- Contains antioxidants: Wine contains polyphenols, which can help protect the body from oxidative stress and inflammation.
- May reduce risk of certain cancers: Some studies have suggested that moderate wine consumption may help to reduce the risk of certain cancers, such as colon, breast, and prostate cancer.
- Can promote relaxation: Drinking wine in moderation can help reduce stress, promoting relaxation.
- May aid digestion: Tequila contains compounds called agave fructans, a type of natural sugar that promotes the growth of healthy gut bacteria, stimulating the digestive system and reducing constipation .
- Low in calories: Compared to other distilled spirits, tequila has fewer calories, around 60 calories per 1 oz serving. Thus, drinking agave tequila can lower blood sugar, aiding in healthy weight loss.
- Can promote relaxation: Like wine, drinking tequila in moderation can help promote relaxation and reduce stress.
- Gluten-free: Tequila is made from the agave plant and is naturally gluten-free, thus having fewer calories than most distilled spirits making it an excellent alcoholic beverage option for those with gluten sensitivities.
- Bone health: Drinking tequila may improve your bone health as the agave plant used to craft this spirit contains a compound termed saponins, which have been shown to boost bone density. In turn, reduces the risk of osteoporosis.
Is it better to start with wine or liquor?
It’s generally recommended to start with wine before moving on to liquor, as wine has a lower alcohol content and can be easier for those new to alcohol. Wine can also be enjoyed with food and has a wide range of flavors and varieties, making it a good starting point for those who want to explore the world of alcoholic beverages.

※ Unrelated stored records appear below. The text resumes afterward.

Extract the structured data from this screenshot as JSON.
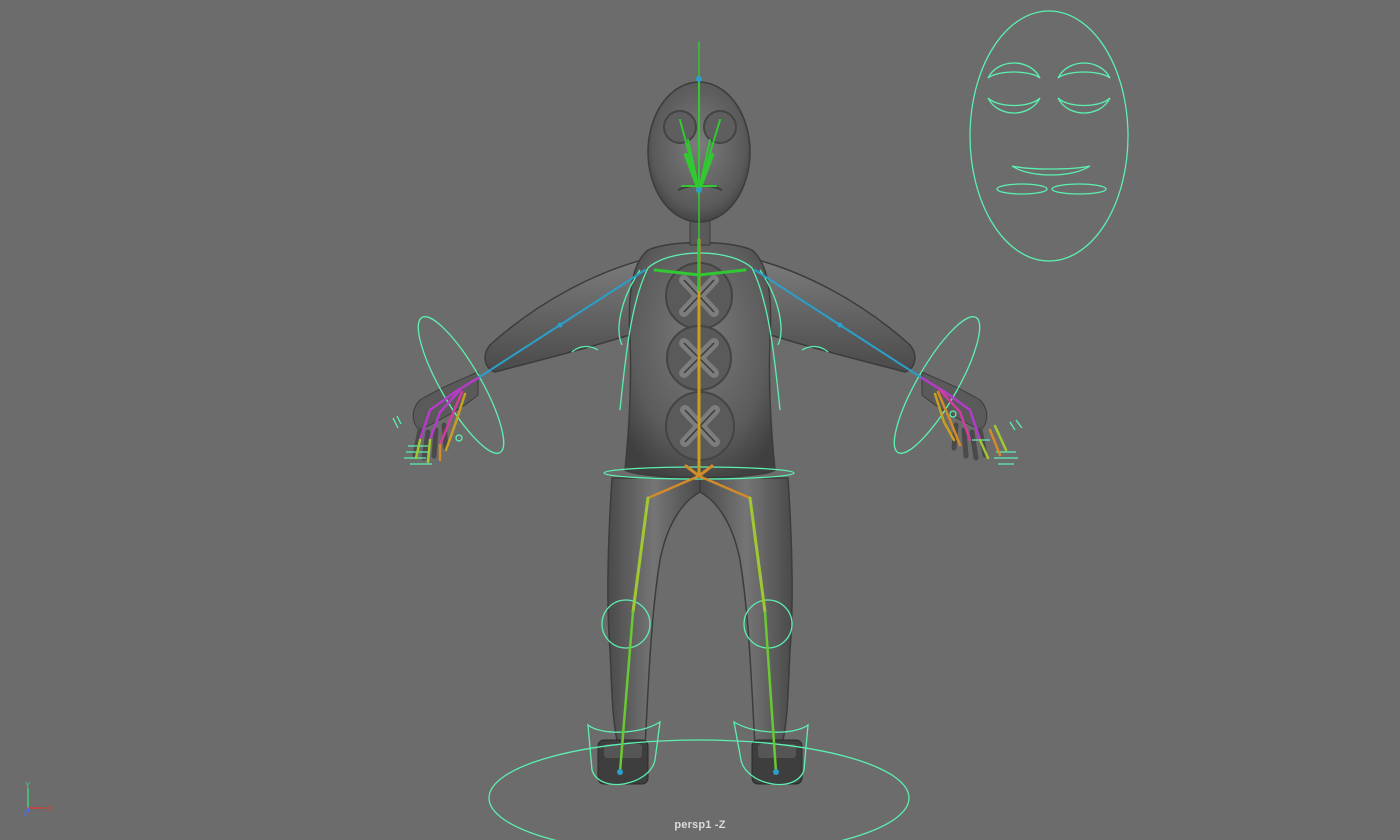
{
  "viewport": {
    "camera_label": "persp1 -Z",
    "background_color": "#6c6c6c"
  },
  "axis_gizmo": {
    "x_label": "X",
    "y_label": "Y",
    "z_label": "Z",
    "x_color": "#d23b3b",
    "y_color": "#3fd17a",
    "z_color": "#4a6cf0"
  },
  "colors": {
    "control_curve": "#5cf0b0",
    "body_fill": "#5e5e5e",
    "body_stroke": "#3e3e3e",
    "spine_joint": "#c8a020",
    "neck_joint": "#32c832",
    "arm_joint": "#2aa0c8",
    "hand_joint": "#b43cc8",
    "leg_joint": "#a0c832",
    "hip_joint": "#d28a2a"
  }
}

However, it’s important to always drink tequila or wine in moderation and to listen to your body when consuming alcohol.
Is tequila healthier than wine?

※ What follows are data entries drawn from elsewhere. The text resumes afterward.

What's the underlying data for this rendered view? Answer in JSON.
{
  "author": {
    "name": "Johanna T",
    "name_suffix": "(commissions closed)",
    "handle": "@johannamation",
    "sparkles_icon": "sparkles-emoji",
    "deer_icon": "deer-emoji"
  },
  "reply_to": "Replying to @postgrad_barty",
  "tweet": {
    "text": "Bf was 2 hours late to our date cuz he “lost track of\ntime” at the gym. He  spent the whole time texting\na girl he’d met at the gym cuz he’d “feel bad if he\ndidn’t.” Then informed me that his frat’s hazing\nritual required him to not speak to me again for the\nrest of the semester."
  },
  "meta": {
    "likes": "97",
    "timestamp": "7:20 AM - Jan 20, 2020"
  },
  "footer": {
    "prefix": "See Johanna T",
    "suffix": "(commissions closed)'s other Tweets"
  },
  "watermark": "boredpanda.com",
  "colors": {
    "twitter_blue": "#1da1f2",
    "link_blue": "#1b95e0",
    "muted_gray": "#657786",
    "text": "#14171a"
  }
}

It’s difficult to say whether tequila is healthier than wine, as both have their own unique health benefits and potential drawbacks. Wine contains antioxidants and polyphenols, which may offer protection against certain diseases and have cardiovascular benefits when consumed in moderation.
On the other hand, tequila is made from the blue agave plant and contains a natural sugar called agavin, which has been shown to potentially lower blood sugar levels and aid in weight loss.

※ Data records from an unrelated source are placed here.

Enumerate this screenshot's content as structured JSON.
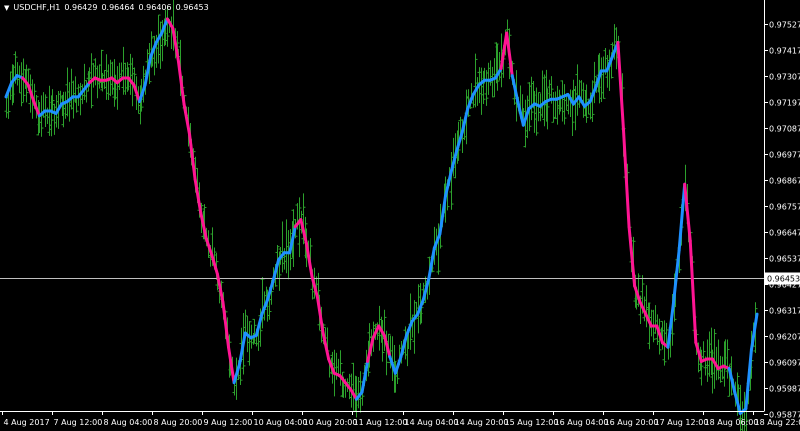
{
  "header": {
    "symbol": "USDCHF,H1",
    "open": "0.96429",
    "high": "0.96464",
    "low": "0.96406",
    "close": "0.96453"
  },
  "colors": {
    "background": "#000000",
    "bars": "#2ca02c",
    "ma_up": "#1e90ff",
    "ma_down": "#ff1493",
    "axis": "#ffffff",
    "bid_line": "#bfbfbf"
  },
  "current_price_label": "0.96453",
  "chart_data": {
    "type": "line",
    "title": "USDCHF,H1",
    "ylim": [
      0.9589,
      0.9763
    ],
    "y_ticks": [
      "0.97527",
      "0.97417",
      "0.97307",
      "0.97197",
      "0.97087",
      "0.96977",
      "0.96867",
      "0.96757",
      "0.96647",
      "0.96537",
      "0.96427",
      "0.96317",
      "0.96207",
      "0.96097",
      "0.95987",
      "0.95877"
    ],
    "x_ticks": [
      "4 Aug 2017",
      "7 Aug 12:00",
      "8 Aug 04:00",
      "8 Aug 20:00",
      "9 Aug 12:00",
      "10 Aug 04:00",
      "10 Aug 20:00",
      "11 Aug 12:00",
      "14 Aug 04:00",
      "14 Aug 20:00",
      "15 Aug 12:00",
      "16 Aug 04:00",
      "16 Aug 20:00",
      "17 Aug 12:00",
      "18 Aug 06:00",
      "18 Aug 22:00"
    ],
    "current_price": 0.96453,
    "series": [
      {
        "values": [
          0.9722,
          0.9728,
          0.9731,
          0.973,
          0.9727,
          0.972,
          0.9714,
          0.9716,
          0.9716,
          0.9715,
          0.9719,
          0.972,
          0.9722,
          0.9722,
          0.9725,
          0.9728,
          0.973,
          0.9729,
          0.9729,
          0.973,
          0.9728,
          0.973,
          0.973,
          0.9727,
          0.972,
          0.9727,
          0.9739,
          0.9745,
          0.9749,
          0.9755,
          0.9751,
          0.9737,
          0.9719,
          0.9706,
          0.9687,
          0.9673,
          0.9662,
          0.9655,
          0.9647,
          0.9635,
          0.9616,
          0.9601,
          0.9609,
          0.9622,
          0.962,
          0.9621,
          0.963,
          0.9636,
          0.9644,
          0.9653,
          0.9656,
          0.9656,
          0.9667,
          0.967,
          0.966,
          0.9646,
          0.9637,
          0.9622,
          0.9611,
          0.9605,
          0.9604,
          0.9601,
          0.9598,
          0.9594,
          0.9597,
          0.961,
          0.962,
          0.9625,
          0.9621,
          0.9612,
          0.9605,
          0.9612,
          0.9621,
          0.9627,
          0.963,
          0.9636,
          0.9645,
          0.9658,
          0.9664,
          0.968,
          0.969,
          0.9699,
          0.9707,
          0.9717,
          0.9723,
          0.9727,
          0.9729,
          0.9729,
          0.973,
          0.9734,
          0.9749,
          0.9731,
          0.972,
          0.971,
          0.9717,
          0.9719,
          0.9718,
          0.972,
          0.9721,
          0.9721,
          0.9722,
          0.9723,
          0.9719,
          0.9722,
          0.9718,
          0.972,
          0.9726,
          0.9733,
          0.9733,
          0.9739,
          0.9745,
          0.9708,
          0.9667,
          0.9642,
          0.9635,
          0.963,
          0.9625,
          0.9625,
          0.9618,
          0.9616,
          0.9635,
          0.9657,
          0.9685,
          0.9661,
          0.9618,
          0.961,
          0.9611,
          0.9611,
          0.9607,
          0.9608,
          0.9607,
          0.9597,
          0.9588,
          0.959,
          0.9615,
          0.963
        ],
        "trend": [
          "up",
          "up",
          "up",
          "down",
          "down",
          "down",
          "up",
          "up",
          "up",
          "up",
          "up",
          "up",
          "up",
          "up",
          "up",
          "down",
          "down",
          "down",
          "down",
          "down",
          "down",
          "down",
          "down",
          "down",
          "up",
          "up",
          "up",
          "up",
          "up",
          "down",
          "down",
          "down",
          "down",
          "down",
          "down",
          "down",
          "down",
          "down",
          "down",
          "down",
          "down",
          "up",
          "up",
          "up",
          "up",
          "up",
          "up",
          "up",
          "up",
          "up",
          "up",
          "up",
          "down",
          "down",
          "down",
          "down",
          "down",
          "down",
          "down",
          "down",
          "down",
          "down",
          "down",
          "up",
          "up",
          "down",
          "down",
          "down",
          "down",
          "up",
          "up",
          "up",
          "up",
          "up",
          "up",
          "up",
          "up",
          "up",
          "up",
          "up",
          "up",
          "up",
          "up",
          "up",
          "up",
          "up",
          "up",
          "up",
          "up",
          "down",
          "down",
          "up",
          "up",
          "up",
          "up",
          "up",
          "up",
          "up",
          "up",
          "up",
          "up",
          "up",
          "up",
          "up",
          "up",
          "up",
          "up",
          "up",
          "up",
          "up",
          "down",
          "down",
          "down",
          "down",
          "down",
          "down",
          "down",
          "down",
          "down",
          "up",
          "up",
          "up",
          "down",
          "down",
          "down",
          "down",
          "down",
          "down",
          "down",
          "down",
          "up",
          "up",
          "up",
          "up",
          "up"
        ]
      }
    ]
  }
}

Which is more fattening, wine or tequila?
Both wine and tequila have a similar calorie count, with around 120-130 calories per 1.5 oz serving of tequila and 125-150 calories per 5 oz serving of wine. The calorie count can vary depending on the specific brand and type of wine or tequila.
However, it is revealed that when it comes to hard liquor, tequila has fewer empty calories, zero sugar, and zero carbohydrates, making it a healthier choice. Research suggests that the main factor contributing to weight gain from alcohol consumption is the excess calories consumed rather than the specific type of alcohol.
It’s important to drink alcohol in moderation and to consider the overall calorie content of your beverage, as well as your diet and lifestyle habits.
Lydia Martin hails from Redmond, Washington, where you’ll find some of the best cocktail bars and distilleries that offer a great mix of local drinks. She used to work as a bar manager in Paris and is a self-taught mixologist whose passion for crafting unique cocktails led her to create Liquor Laboratory. Lydia can whip up a mean Margarita in seconds! Contact at [email protected] or learn more about us here.